(executed at Moabit Prison, Berlin April 1945)
Did they fret over what to do with you, as well?
For conscience can plague the most wicked among us, too.
Few mean to be seen as demons so know the hell
Of fabricating facades for public view.
In vain you tried to reason with Rudolf Hess
And later blamed yourself for not being strong,
But sane intellects like yours could never guess
The murk of brains whose skein is warped by wrong.
They played the ancient game of cat and mouse.
Like More, you could hardly ignore the sadness of sin
Men stoop to when storming the sacred house
Of the private soul that’s finally no fun to win.
In jail you kept that house with tranquility,
In sonnet’s play found work that kept you free.

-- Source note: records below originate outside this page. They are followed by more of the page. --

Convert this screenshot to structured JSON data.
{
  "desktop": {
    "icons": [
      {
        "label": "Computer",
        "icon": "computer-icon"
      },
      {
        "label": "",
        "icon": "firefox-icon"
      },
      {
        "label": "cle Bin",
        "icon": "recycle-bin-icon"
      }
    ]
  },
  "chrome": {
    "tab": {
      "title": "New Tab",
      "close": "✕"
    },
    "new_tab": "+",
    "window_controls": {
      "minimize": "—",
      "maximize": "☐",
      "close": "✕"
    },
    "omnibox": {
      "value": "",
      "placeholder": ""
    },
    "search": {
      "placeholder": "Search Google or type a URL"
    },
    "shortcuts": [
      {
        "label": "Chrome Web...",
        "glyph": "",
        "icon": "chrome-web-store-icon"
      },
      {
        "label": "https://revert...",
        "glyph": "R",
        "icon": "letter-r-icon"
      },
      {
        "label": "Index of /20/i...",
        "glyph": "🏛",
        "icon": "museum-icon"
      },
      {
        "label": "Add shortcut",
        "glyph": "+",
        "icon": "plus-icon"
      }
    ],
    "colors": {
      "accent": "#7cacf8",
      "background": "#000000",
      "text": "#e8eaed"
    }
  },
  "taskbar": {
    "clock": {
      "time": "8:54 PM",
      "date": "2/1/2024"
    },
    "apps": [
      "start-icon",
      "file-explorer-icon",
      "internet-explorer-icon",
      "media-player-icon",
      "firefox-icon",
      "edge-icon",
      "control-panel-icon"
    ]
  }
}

William Ruleman is Professor of English at Tennessee Wesleyan College, where he teaches a wide range of courses, including creative writing and literature, with a specialization in modern poetry in English. His poems have appeared in Acumen, Candelabrum, East River Review, The New Formalist, The Sonnet Scroll, The Galway Review, and Poetry Salzburg Review.